Exercise: Could you copy the lines below exactly, leaving none out?

Records contained in a dataset
☆ ☆ ☆ ☆
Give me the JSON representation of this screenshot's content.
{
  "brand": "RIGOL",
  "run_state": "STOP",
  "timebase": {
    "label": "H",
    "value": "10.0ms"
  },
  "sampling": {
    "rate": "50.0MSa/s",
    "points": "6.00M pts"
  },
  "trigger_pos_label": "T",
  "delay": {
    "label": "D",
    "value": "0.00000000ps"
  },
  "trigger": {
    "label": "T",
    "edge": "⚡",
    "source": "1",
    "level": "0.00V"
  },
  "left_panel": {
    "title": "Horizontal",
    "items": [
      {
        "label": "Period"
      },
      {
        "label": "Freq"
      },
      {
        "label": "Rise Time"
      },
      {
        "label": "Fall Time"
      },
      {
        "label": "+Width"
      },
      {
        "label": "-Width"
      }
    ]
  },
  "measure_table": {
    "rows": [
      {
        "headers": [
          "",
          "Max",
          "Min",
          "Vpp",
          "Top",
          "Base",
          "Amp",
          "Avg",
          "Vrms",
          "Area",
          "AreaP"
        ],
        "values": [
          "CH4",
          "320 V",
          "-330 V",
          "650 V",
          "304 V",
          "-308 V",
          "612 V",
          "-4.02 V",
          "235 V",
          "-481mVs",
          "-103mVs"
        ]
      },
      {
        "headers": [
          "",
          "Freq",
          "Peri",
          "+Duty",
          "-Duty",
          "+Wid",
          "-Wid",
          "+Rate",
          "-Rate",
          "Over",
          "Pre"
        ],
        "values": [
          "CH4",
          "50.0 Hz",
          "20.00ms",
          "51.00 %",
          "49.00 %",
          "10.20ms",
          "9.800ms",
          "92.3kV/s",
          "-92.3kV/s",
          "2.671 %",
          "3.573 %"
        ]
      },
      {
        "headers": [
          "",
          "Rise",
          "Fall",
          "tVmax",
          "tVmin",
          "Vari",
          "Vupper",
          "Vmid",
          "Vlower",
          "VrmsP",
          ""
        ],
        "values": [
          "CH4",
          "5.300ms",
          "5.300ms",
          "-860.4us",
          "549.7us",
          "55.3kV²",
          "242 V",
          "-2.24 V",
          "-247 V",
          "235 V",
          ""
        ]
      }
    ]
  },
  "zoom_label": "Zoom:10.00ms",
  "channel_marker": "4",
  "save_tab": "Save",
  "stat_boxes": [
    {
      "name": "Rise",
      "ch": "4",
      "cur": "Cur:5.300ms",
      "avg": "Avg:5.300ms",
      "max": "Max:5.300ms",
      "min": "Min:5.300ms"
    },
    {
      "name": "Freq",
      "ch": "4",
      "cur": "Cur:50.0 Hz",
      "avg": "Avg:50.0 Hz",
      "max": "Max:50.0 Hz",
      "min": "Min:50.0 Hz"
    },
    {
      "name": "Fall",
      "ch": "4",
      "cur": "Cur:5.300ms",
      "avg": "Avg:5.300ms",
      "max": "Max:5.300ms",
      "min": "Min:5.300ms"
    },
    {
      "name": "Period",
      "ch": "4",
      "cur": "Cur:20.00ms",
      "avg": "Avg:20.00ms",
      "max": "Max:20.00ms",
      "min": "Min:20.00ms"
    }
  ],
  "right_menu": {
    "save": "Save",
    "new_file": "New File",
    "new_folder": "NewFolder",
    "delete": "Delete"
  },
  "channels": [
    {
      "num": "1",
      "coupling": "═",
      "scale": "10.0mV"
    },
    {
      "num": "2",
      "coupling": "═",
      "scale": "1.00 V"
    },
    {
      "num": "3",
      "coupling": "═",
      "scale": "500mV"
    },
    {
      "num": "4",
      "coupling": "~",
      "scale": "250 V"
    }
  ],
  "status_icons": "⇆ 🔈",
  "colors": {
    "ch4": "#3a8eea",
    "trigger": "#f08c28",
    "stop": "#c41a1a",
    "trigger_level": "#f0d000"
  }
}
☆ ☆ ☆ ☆
Response box:
Give me the JSON representation of this screenshot's content.
{
  "brand": "RIGOL",
  "run_state": "STOP",
  "timebase": {
    "label": "H",
    "value": "10.0ms"
  },
  "sampling": {
    "rate": "50.0MSa/s",
    "points": "6.00M pts"
  },
  "trigger_pos_label": "T",
  "delay": {
    "label": "D",
    "value": "0.00000000ps"
  },
  "trigger": {
    "label": "T",
    "edge": "⚡",
    "source": "1",
    "level": "0.00V"
  },
  "left_panel": {
    "title": "Horizontal",
    "items": [
      {
        "label": "Period"
      },
      {
        "label": "Freq"
      },
      {
        "label": "Rise Time"
      },
      {
        "label": "Fall Time"
      },
      {
        "label": "+Width"
      },
      {
        "label": "-Width"
      }
    ]
  },
  "measure_table": {
    "rows": [
      {
        "headers": [
          "",
          "Max",
          "Min",
          "Vpp",
          "Top",
          "Base",
          "Amp",
          "Avg",
          "Vrms",
          "Area",
          "AreaP"
        ],
        "values": [
          "CH4",
          "320 V",
          "-330 V",
          "650 V",
          "304 V",
          "-308 V",
          "612 V",
          "-4.02 V",
          "235 V",
          "-481mVs",
          "-103mVs"
        ]
      },
      {
        "headers": [
          "",
          "Freq",
          "Peri",
          "+Duty",
          "-Duty",
          "+Wid",
          "-Wid",
          "+Rate",
          "-Rate",
          "Over",
          "Pre"
        ],
        "values": [
          "CH4",
          "50.0 Hz",
          "20.00ms",
          "51.00 %",
          "49.00 %",
          "10.20ms",
          "9.800ms",
          "92.3kV/s",
          "-92.3kV/s",
          "2.671 %",
          "3.573 %"
        ]
      },
      {
        "headers": [
          "",
          "Rise",
          "Fall",
          "tVmax",
          "tVmin",
          "Vari",
          "Vupper",
          "Vmid",
          "Vlower",
          "VrmsP",
          ""
        ],
        "values": [
          "CH4",
          "5.300ms",
          "5.300ms",
          "-860.4us",
          "549.7us",
          "55.3kV²",
          "242 V",
          "-2.24 V",
          "-247 V",
          "235 V",
          ""
        ]
      }
    ]
  },
  "zoom_label": "Zoom:10.00ms",
  "channel_marker": "4",
  "save_tab": "Save",
  "stat_boxes": [
    {
      "name": "Rise",
      "ch": "4",
      "cur": "Cur:5.300ms",
      "avg": "Avg:5.300ms",
      "max": "Max:5.300ms",
      "min": "Min:5.300ms"
    },
    {
      "name": "Freq",
      "ch": "4",
      "cur": "Cur:50.0 Hz",
      "avg": "Avg:50.0 Hz",
      "max": "Max:50.0 Hz",
      "min": "Min:50.0 Hz"
    },
    {
      "name": "Fall",
      "ch": "4",
      "cur": "Cur:5.300ms",
      "avg": "Avg:5.300ms",
      "max": "Max:5.300ms",
      "min": "Min:5.300ms"
    },
    {
      "name": "Period",
      "ch": "4",
      "cur": "Cur:20.00ms",
      "avg": "Avg:20.00ms",
      "max": "Max:20.00ms",
      "min": "Min:20.00ms"
    }
  ],
  "right_menu": {
    "save": "Save",
    "new_file": "New File",
    "new_folder": "NewFolder",
    "delete": "Delete"
  },
  "channels": [
    {
      "num": "1",
      "coupling": "═",
      "scale": "10.0mV"
    },
    {
      "num": "2",
      "coupling": "═",
      "scale": "1.00 V"
    },
    {
      "num": "3",
      "coupling": "═",
      "scale": "500mV"
    },
    {
      "num": "4",
      "coupling": "~",
      "scale": "250 V"
    }
  ],
  "status_icons": "⇆ 🔈",
  "colors": {
    "ch4": "#3a8eea",
    "trigger": "#f08c28",
    "stop": "#c41a1a",
    "trigger_level": "#f0d000"
  }
}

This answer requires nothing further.